- Assure business continuity
- Google Compute Engine has had a positive return on investment in that it has expanded the offerings of the business, and clients seem to like the shift towards Google services.
- Google Cloud Compute Engine was a poor return on investment at first because it required a good deal of effort to figure things out.
- Google Cloud Compute Engine is a positive return on investment by allowing multiple users to work on the same project in the cloud.
- Preventing the necessity of any on-prem systems or hardware.
- Reduction in complexity from AWS. We no longer need to maintain custom images.
- Reduction in costs from AWS.
- Reduce costs
- Management the resources
- Assure redundancy
- Be in compliance with the business needs
- We have reduced our costs with local/physical servers.
- We have improved our performance from planning to projects execution.
- We have been able to create server instances in regions of the US where AWS doesn't have a data center, which has allowed us to secure customers with the highest performance possible, instead of having them connect to AWS data centers much further away.
- Positive: We had good cost savings
- Positive: Very good stability and reliability compared to hosting in on-prem.
- Negative: Had to re-architect some part of the application to fit the limitations.
- Positive.

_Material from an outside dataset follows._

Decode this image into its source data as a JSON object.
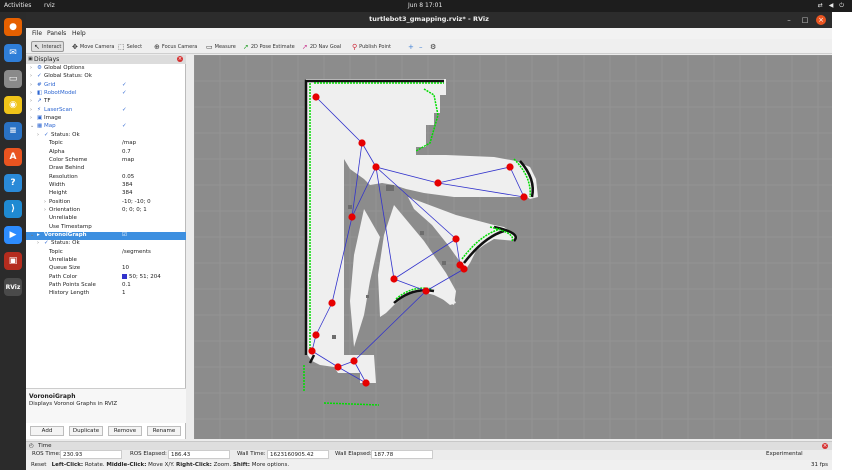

Suggestions on re-configuring specs. If you aren't using all the RAM or CPU threads, suggestions are sent to re-configure your virtual machine to minimize your bill at the end of the month.
- Negative. Expensive custom machines. If you're looking for a more exact figure of RAM or CPUs, the virtual machines get quite expensive fairly quickly.
- Negative. Internet bandwidth variability. The internet bandwidth you get, from my experience, is all dependent on your luck. :(
- Less worry about infrastructure
- Cheaper than competitors
- Good customer support
- We don't need to hire server admins or infrastructure engineers and instead our web engineers are more than capable of maintaining all of our services.
- Fast-boot VMs and top-tier SLA mean that GCE keeps up with our fast release cycle.
- We use instance templates to quickly launch dedicated services for our clients. They are often amazed at our less than a 24-hour turnaround.
- Google Compute Engine's startup prices are quite reasonable to get started.
- Started with $300 free credits that help to sustain the business structure.
- Our primary servers hosted at our nearest locations that help to reduce time to load. Also getting good feedback from users server speed is overall because of closest location.
- We can spawn up almost any amount of "cores" at anytime, which is very helpful for data processing.
- GCE has had a positive impact on our ROI. We made the switch from Rackspace and saved something like 40% off our monthly VM costs.
- It's allowed us to have almost 100% up time since switching to it.
- With Google Compute we don't have the overhead of managing our own data centers reducing costs and reducing the staff needed to manage systems.
- As I said earlier, Google's costs are ~1/2 of AWS, so we are able to see a ROI much faster.